SHOT BY MAGNUM CHIMPING MADELSON
Before the digital revolution in photography there was the daguerreotype, the silver halide, the polaroid, and then came digital. Once there was a magic in the time it took to take an image, you had to develop the film, choose the image, and finally print it. All the while hoping that the temperature of the water and the chemical mixture was right. And to me, that was the magic of photography; somehow that magic of time and expectation has been lost.
I had been using digital cameras since the first Kodak DCS 400 series came out in 1996. At a cost of £20,000+ for a 1.6MB digital camera. I knew some press photographers that re-mortgaged their houses to buy the gear which included the Mac Powerbook, and the wiring speed for a 1.6MB picture on a 56k Modem took about 25minutes to get the image down the line. That was a godsend at the time, because before that we were shooting on film, running back to wherever to develop it, then scan it before wiring the one image, either on mobile or a landline, wherever there was a connection. It was all about deadlines (and still is) so the digital option was the only option, even though the resolution was crap, that didn’t matter because it was good enough for print, and newspapers paid then.
There must of been a five-year period where images were shot with such poor resolution that they had no archival quality for the future, regardless of the quality of the image. I was sceptical, before that I had archives of negatives stored safe and each 35mm frame had and still has a drum scanning resolution now of at least 100MB. So what happened to the first five-years of professional photojournalists material that covered worldwide events, shooting with a 1.6MB image?
During the Asian tsunami, there was a big press agency that shot all the images on on Nikon D2H with a 6.2 MB jpeg file resolution, and you can see how bad the quality is even now, the biggest natural disaster in recorded history lost to absolutely terrible resolution. I am so glad I shot it on a 35mm rangefinder with a standard lens, using 400 iso fuji superia. But I still try to contemplate that disaster, regardless of what the fuck I was recording it on, it was one of the the most tragic assignments I have ever done.

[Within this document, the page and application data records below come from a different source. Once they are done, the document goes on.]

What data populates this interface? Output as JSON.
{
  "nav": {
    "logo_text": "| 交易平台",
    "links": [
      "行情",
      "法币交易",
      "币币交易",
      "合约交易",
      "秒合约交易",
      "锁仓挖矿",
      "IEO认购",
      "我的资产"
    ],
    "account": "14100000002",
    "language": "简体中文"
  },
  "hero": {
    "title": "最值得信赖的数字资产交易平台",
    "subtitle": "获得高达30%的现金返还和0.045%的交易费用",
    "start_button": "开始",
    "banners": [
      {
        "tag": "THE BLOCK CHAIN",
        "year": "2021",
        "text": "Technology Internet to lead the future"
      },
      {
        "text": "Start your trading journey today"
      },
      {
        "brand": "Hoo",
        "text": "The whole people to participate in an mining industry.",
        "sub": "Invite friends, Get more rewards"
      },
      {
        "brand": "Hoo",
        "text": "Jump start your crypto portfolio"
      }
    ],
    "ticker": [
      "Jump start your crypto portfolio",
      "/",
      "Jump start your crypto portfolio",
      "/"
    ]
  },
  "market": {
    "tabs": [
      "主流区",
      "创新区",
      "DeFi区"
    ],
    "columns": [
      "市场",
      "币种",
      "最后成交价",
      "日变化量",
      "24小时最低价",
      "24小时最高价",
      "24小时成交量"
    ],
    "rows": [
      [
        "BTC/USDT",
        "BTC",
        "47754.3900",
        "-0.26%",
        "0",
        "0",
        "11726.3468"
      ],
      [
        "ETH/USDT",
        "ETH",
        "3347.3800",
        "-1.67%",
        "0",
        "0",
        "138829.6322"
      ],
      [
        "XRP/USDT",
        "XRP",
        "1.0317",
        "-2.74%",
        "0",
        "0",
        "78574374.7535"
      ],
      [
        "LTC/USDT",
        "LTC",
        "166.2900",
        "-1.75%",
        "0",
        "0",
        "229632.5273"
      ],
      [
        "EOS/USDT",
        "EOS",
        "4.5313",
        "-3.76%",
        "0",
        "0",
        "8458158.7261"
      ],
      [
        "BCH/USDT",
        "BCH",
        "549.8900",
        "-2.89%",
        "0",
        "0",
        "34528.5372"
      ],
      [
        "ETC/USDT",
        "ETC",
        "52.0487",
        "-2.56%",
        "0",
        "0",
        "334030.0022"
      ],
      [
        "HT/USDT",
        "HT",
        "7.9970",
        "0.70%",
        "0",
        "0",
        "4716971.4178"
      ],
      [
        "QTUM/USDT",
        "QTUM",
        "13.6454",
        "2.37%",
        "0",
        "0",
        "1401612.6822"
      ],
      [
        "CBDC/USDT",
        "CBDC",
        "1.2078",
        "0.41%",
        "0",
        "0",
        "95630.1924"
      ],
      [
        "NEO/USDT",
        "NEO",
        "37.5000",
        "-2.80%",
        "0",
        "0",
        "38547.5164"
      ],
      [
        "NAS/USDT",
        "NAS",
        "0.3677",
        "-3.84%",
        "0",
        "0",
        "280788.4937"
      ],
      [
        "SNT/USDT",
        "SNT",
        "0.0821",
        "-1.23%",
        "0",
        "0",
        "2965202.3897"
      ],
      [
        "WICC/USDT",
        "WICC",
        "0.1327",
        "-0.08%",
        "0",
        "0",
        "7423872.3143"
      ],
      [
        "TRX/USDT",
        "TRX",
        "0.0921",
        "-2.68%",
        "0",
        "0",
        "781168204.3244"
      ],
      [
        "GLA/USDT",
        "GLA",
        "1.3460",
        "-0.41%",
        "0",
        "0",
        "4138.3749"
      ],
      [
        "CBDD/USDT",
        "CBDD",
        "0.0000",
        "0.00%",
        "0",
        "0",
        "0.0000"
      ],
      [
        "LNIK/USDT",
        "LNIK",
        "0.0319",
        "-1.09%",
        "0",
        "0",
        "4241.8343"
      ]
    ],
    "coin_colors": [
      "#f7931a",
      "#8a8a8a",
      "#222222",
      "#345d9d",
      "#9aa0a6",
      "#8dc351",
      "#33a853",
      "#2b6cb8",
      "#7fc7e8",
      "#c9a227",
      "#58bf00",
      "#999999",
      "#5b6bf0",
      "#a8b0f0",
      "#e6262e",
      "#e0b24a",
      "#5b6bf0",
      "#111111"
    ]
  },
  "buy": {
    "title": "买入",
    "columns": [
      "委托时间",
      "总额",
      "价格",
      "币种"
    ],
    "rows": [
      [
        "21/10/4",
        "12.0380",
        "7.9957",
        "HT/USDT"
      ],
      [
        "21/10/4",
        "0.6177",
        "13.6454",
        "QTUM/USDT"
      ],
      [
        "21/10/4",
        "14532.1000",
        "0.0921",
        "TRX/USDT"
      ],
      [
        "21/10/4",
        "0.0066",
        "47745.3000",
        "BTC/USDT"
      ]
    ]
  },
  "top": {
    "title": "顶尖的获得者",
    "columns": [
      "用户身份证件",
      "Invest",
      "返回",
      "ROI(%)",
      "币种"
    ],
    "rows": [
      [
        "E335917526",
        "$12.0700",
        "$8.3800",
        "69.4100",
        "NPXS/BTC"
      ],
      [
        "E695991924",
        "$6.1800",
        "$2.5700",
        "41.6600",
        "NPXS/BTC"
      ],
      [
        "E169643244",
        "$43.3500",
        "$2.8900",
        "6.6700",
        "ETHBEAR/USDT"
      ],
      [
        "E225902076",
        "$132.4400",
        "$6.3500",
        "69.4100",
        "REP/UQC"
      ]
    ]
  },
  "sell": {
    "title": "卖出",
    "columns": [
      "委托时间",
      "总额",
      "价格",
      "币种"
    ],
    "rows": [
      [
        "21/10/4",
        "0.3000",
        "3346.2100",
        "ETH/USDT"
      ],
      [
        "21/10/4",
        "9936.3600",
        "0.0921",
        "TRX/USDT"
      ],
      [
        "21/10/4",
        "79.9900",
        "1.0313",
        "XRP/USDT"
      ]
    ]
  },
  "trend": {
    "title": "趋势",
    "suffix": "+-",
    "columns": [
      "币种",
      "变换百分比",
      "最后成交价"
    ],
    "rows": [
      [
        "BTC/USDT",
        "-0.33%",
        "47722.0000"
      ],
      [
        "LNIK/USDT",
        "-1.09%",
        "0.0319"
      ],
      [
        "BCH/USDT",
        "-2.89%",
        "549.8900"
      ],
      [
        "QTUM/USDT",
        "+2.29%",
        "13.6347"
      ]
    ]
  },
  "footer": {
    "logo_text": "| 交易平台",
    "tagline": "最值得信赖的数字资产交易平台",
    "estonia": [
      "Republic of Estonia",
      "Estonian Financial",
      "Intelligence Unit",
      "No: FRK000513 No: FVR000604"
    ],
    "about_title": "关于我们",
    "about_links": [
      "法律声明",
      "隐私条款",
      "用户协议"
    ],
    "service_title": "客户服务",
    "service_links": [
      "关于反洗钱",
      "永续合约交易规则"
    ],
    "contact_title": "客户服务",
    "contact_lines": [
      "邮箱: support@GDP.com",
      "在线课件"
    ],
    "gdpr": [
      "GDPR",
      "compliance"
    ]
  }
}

I still think that film is a safer option, I have an archive of tens of thousands of images that have to be constantly backed up, and backed up, hoping that the software is not redundant in a few years time. Unlike the negatives that sit there protected in archival sleeves waiting to be digitised.
Digital has been a godsend, and has the advantage of being pretty much free to use with the same cards, as long as you use triple backup storage. But something gets lost with the immediacy of it all. We used to call it “chimping,” (having to constantly check the LCD monitor to see if the image was ok.) In the early day's of the Kodak digital’s, sometimes it was a hit or miss whether the image was a good exposure or not. Not so now with the years of technology in digital cameras. But the need to chimp is still there with modern digital photography, why?
I could be a sanctimonious prick about this, but here’s me chimping with a Nikon D1, shot by legendary Magnum photographer Ian berry in Hartlepool, 2001. Brilliant….